- The impact bag drill. Another fairly straightforward exercise here, but the benefit lies in the details. When the club impacts the bag be sure to get the shaft to contact the upper part of the bag before the club head gets there. This will ensure that the handle leads the clubhead. Also, save your joints, club and impact bag by not whaling away at the bag too hard. You just want a feel to carry over to the real deal.
- The ‘hip press’ drill. This is a great drill that will give you a very good sense of body position at impact and also provide you with an amazing stretch. If you slice or fade the ball this is for you! Set up to a ball without a club and your hands on your hips. While maintaining your head position over the ball drive your hips as far toward the target as your body will allow. Your back heel should come off the ground slightly as you feel the back leg straighten. It will feel like you are pointing at the ground with the big toe on your back foot! Hold for five seconds and release. Afterwards try this with a club in your hands.
- The towel/line drill works wonders for compressing the ball and taking those ideal ‘bacon strip’ divots. It ensures that the golfer shifts the weight onto the front foot at impact. Practice as pictured, making sure the towel provides a slight amount of elevation and all the ensuing divots occur forward of the line of golf balls.
To get a little more sizzle on your shots, irons or woods, try the above drills!
It seems that the two Scottish greats, Monty and Sandy Lyle are feuding over who should be Ryder Cup captain first and who cheated! Shame on ya wee laddies!
I look for Padraig and Rory to perform nicely! Here are the latest odds.
The most interesting discovery I made when studying the top golfers of all-time for Its All About Impact was the 84 degree secret. It is uncanny how different all their swings are yet the vast majority of them find a way to obey this important element in the swing.
Please keep in mind that the 84 degree line is only important as it pertains to impact. It serves to position the weight correctly throughout the swing so that the body can easily glide into the proper impact position.
As you view the picture above picture a line running up this golfers right side (left as you view it). The line forms an 84 degree angle off of vertical (90 degrees). The line should run up the outside of the right leg, cut through a portion of the shoulder and just barely graze the side of the head. When studying swings I started to use this line to isolate body movement and quickly found it to be a good guide for the address position and as a player approached the top of the backswing.
At address the head should not break the line. I noticed with golfers who had too much tilt at address this was quite prevalent and they all had a difficult time assuming the proper impact position once they had started poorly. Notice the picture below.
Another common fault was breaking the 84 degree line in the backswing with too much lateral motion. This fault very often originates with too much tilt at address. Try to feel centered over the ball throughout the backswing. Keep in mind that this can be done while still maintaining a sense of loading into the back side or leg.
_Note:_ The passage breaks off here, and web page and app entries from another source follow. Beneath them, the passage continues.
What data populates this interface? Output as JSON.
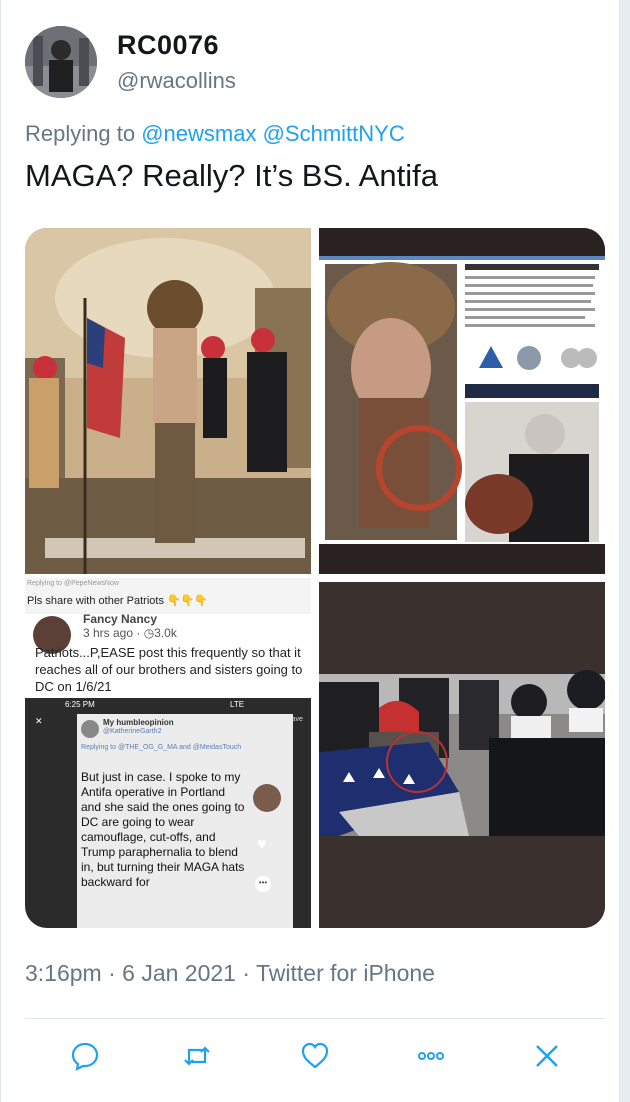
{
  "tweet": {
    "display_name": "RC0076",
    "handle": "@rwacollins",
    "replying_prefix": "Replying to",
    "replying_to": [
      "@newsmax",
      "@SchmittNYC"
    ],
    "text": "MAGA? Really? It’s BS. Antifa",
    "timestamp": "3:16pm · 6 Jan 2021 · Twitter for iPhone"
  },
  "media": {
    "panel3": {
      "reply_line": "Replying to @PepeNewsNow",
      "share_text": "Pls share with other Patriots",
      "poster": "Fancy Nancy",
      "age": "3 hrs ago · ◷3.0k",
      "post_text": "Patriots...P,EASE post this frequently so that it reaches all of our brothers and sisters going to DC on 1/6/21",
      "phone_time": "6:25 PM",
      "phone_status": "LTE",
      "save_label": "Save",
      "inner_user": "My humbleopinion",
      "inner_handle": "@KatherineGarth2",
      "inner_reply": "Replying to @THE_OG_G_MA and @MeidasTouch",
      "inner_text": "But just in case. I spoke to my Antifa operative in Portland and she said the ones going to DC are going to wear camouflage, cut-offs, and Trump paraphernalia to blend in, but turning their MAGA hats backward for"
    }
  },
  "actions": {
    "icons": [
      "reply-icon",
      "retweet-icon",
      "like-icon",
      "more-icon",
      "close-icon"
    ]
  },
  "colors": {
    "accent": "#1da1f2",
    "text": "#14171a",
    "secondary": "#657786"
  }
}
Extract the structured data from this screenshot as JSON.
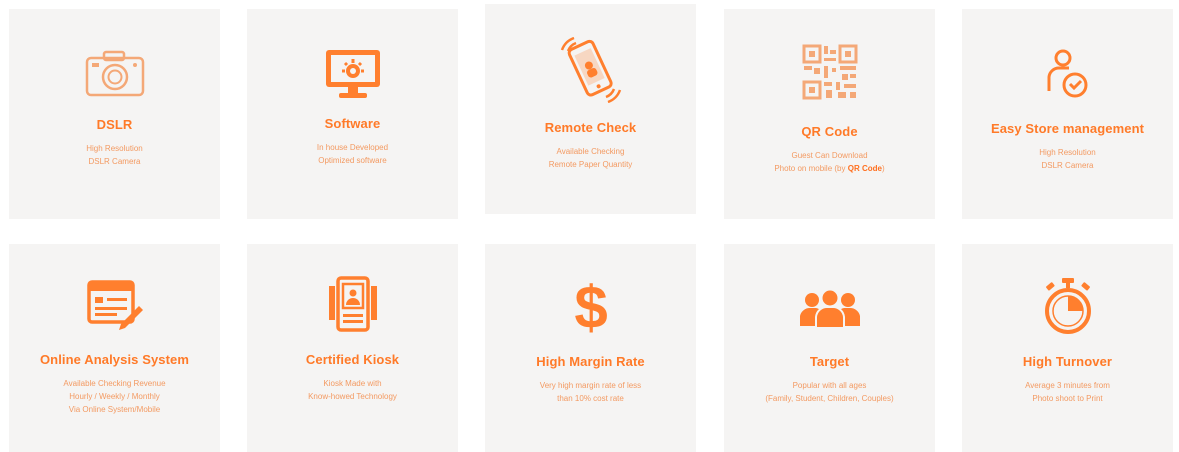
{
  "accent": "#ff7d2c",
  "features": [
    {
      "title": "DSLR",
      "icon": "camera-icon",
      "desc": [
        "High Resolution",
        "DSLR Camera"
      ]
    },
    {
      "title": "Software",
      "icon": "monitor-gear-icon",
      "desc": [
        "In house Developed",
        "Optimized software"
      ]
    },
    {
      "title": "Remote Check",
      "icon": "phone-signal-icon",
      "desc": [
        "Available Checking",
        "Remote Paper Quantity"
      ]
    },
    {
      "title": "QR Code",
      "icon": "qr-code-icon",
      "desc": [
        "Guest Can Download",
        "Photo on mobile (by"
      ],
      "desc_bold": "QR Code",
      "desc_tail": ")"
    },
    {
      "title": "Easy Store management",
      "icon": "user-check-icon",
      "desc": [
        "High Resolution",
        "DSLR Camera"
      ]
    },
    {
      "title": "Online Analysis System",
      "icon": "browser-edit-icon",
      "desc": [
        "Available Checking Revenue",
        "Hourly / Weekly / Monthly",
        "Via Online System/Mobile"
      ]
    },
    {
      "title": "Certified Kiosk",
      "icon": "kiosk-icon",
      "desc": [
        "Kiosk Made with",
        "Know-howed Technology"
      ]
    },
    {
      "title": "High Margin Rate",
      "icon": "dollar-icon",
      "desc": [
        "Very high margin rate of less",
        "than 10% cost rate"
      ]
    },
    {
      "title": "Target",
      "icon": "group-icon",
      "desc": [
        "Popular with all ages",
        "(Family, Student, Children, Couples)"
      ]
    },
    {
      "title": "High Turnover",
      "icon": "stopwatch-icon",
      "desc": [
        "Average 3 minutes from",
        "Photo shoot to Print"
      ]
    }
  ]
}
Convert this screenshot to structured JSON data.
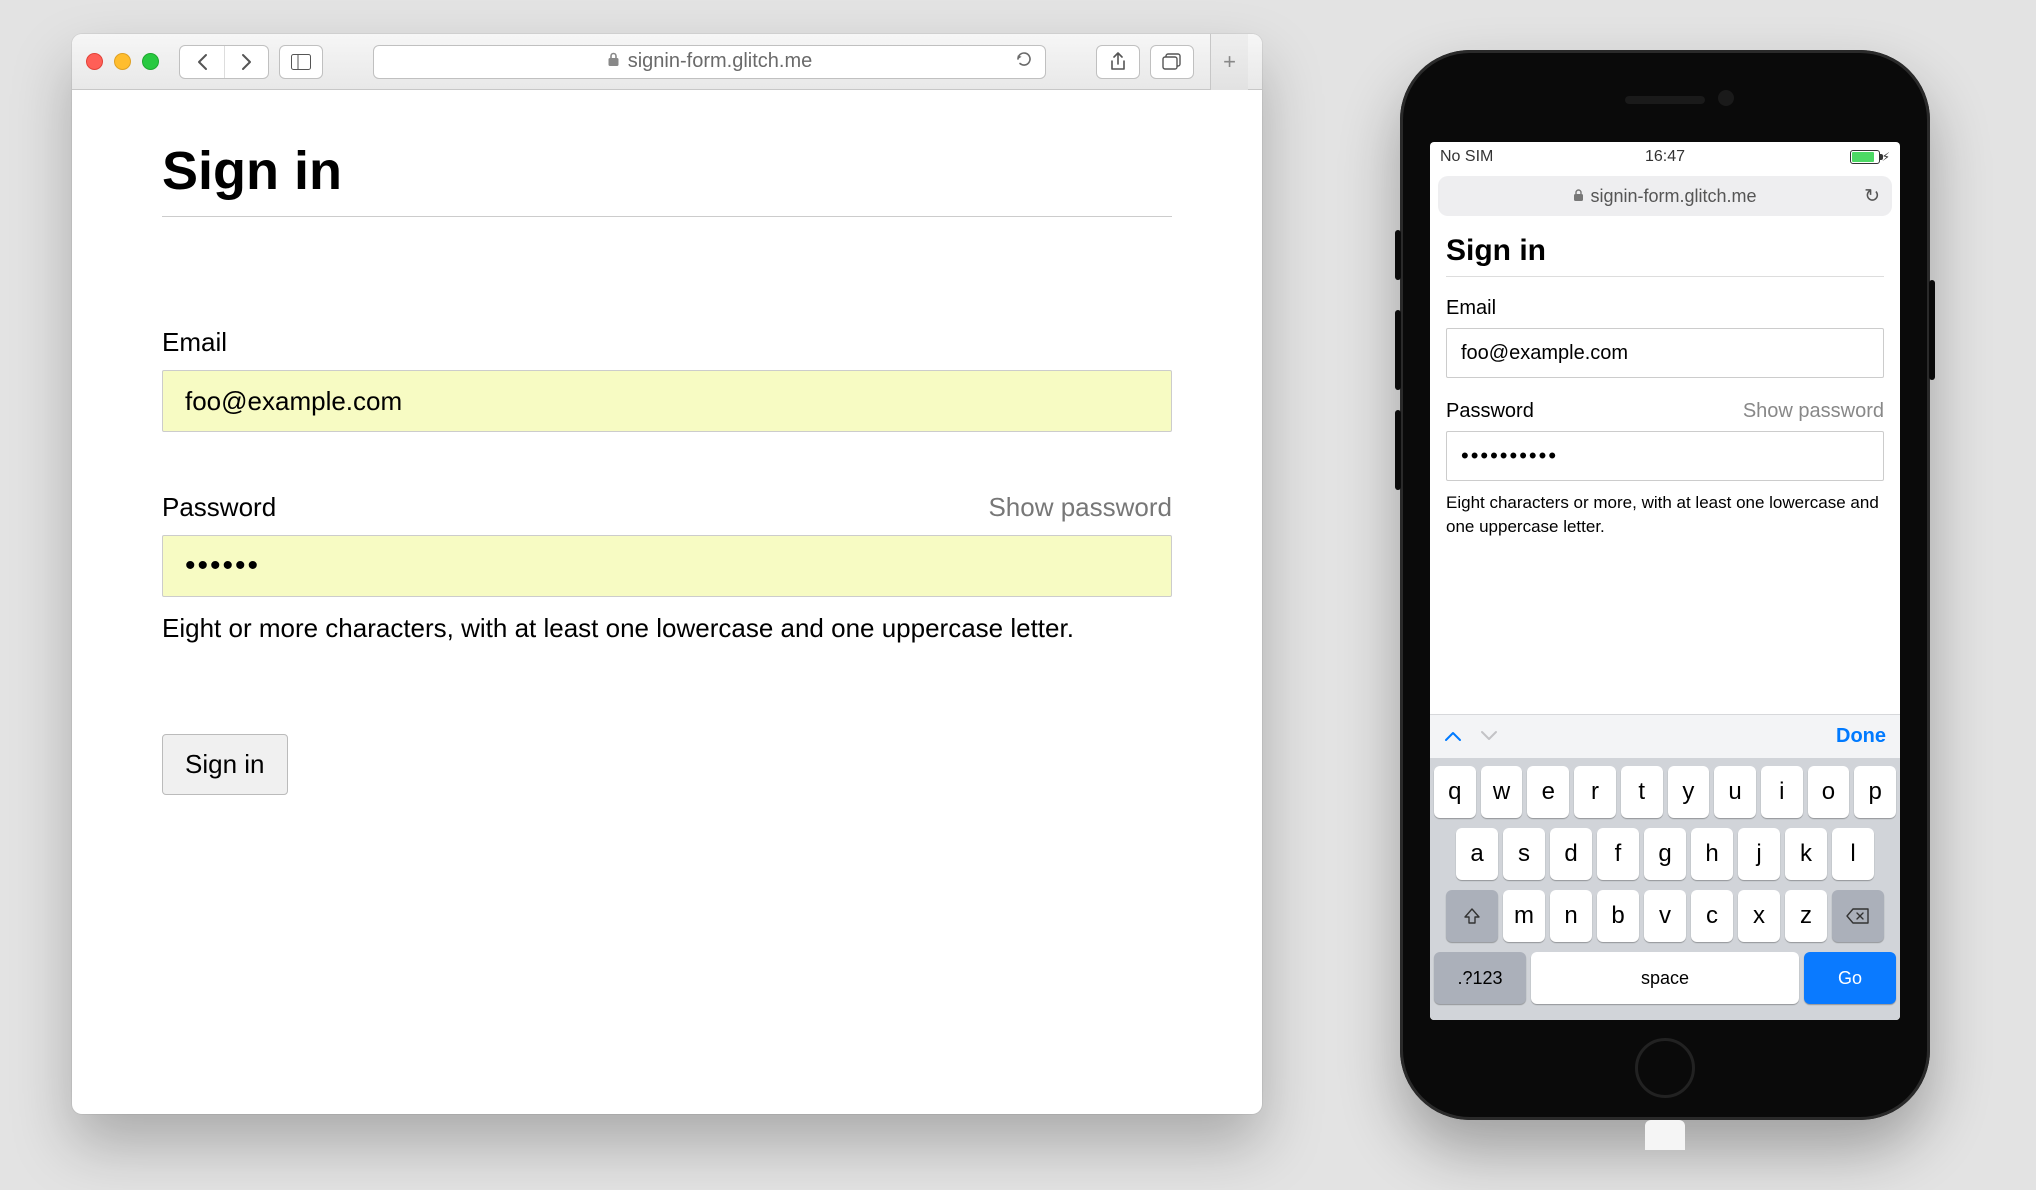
{
  "desktop": {
    "url": "signin-form.glitch.me",
    "form": {
      "title": "Sign in",
      "email_label": "Email",
      "email_value": "foo@example.com",
      "password_label": "Password",
      "show_password": "Show password",
      "password_dots": "••••••",
      "password_hint": "Eight or more characters, with at least one lowercase and one uppercase letter.",
      "submit_label": "Sign in"
    }
  },
  "mobile": {
    "status": {
      "carrier": "No SIM",
      "time": "16:47"
    },
    "url": "signin-form.glitch.me",
    "form": {
      "title": "Sign in",
      "email_label": "Email",
      "email_value": "foo@example.com",
      "password_label": "Password",
      "show_password": "Show password",
      "password_dots": "••••••••••",
      "password_hint": "Eight characters or more, with at least one lowercase and one uppercase letter."
    },
    "keyboard": {
      "done": "Done",
      "row1": [
        "q",
        "w",
        "e",
        "r",
        "t",
        "y",
        "u",
        "i",
        "o",
        "p"
      ],
      "row2": [
        "a",
        "s",
        "d",
        "f",
        "g",
        "h",
        "j",
        "k",
        "l"
      ],
      "row3": [
        "z",
        "x",
        "c",
        "v",
        "b",
        "n",
        "m"
      ],
      "numbers_key": ".?123",
      "space_key": "space",
      "go_key": "Go"
    }
  }
}
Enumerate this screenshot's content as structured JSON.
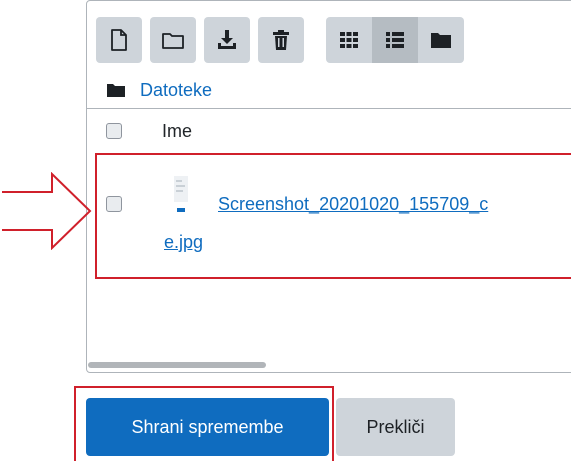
{
  "toolbar": {
    "buttons": [
      {
        "icon": "new-file-icon"
      },
      {
        "icon": "new-folder-icon"
      },
      {
        "icon": "download-icon"
      },
      {
        "icon": "delete-icon"
      }
    ],
    "view_buttons": [
      {
        "icon": "grid-view-icon",
        "active": false
      },
      {
        "icon": "list-view-icon",
        "active": true
      },
      {
        "icon": "folder-view-icon",
        "active": false
      }
    ]
  },
  "path": {
    "folder_icon": "folder-icon",
    "label": "Datoteke"
  },
  "table": {
    "column_name": "Ime"
  },
  "files": [
    {
      "name_line1": "Screenshot_20201020_155709_c",
      "name_line2": "e.jpg",
      "icon": "image-file-icon"
    }
  ],
  "actions": {
    "save_label": "Shrani spremembe",
    "cancel_label": "Prekliči"
  },
  "colors": {
    "primary": "#0f6cbf",
    "secondary": "#ced4da",
    "highlight": "#d0202b"
  }
}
Notice the picture below….
I have found that an excellent drill that conveys the appropriate feel is the ball drill pictured below. Position your back foot up against a wall and place a basketball or soccerball between your head and the wall. Crossing your arms across your chest, pivot into your back side feeling the wind and torque in your core muscles. Hold the position at the top to absorb the sense or feel you have. This is what the body should feel like when it is correctly positioned to compress the ball at impact!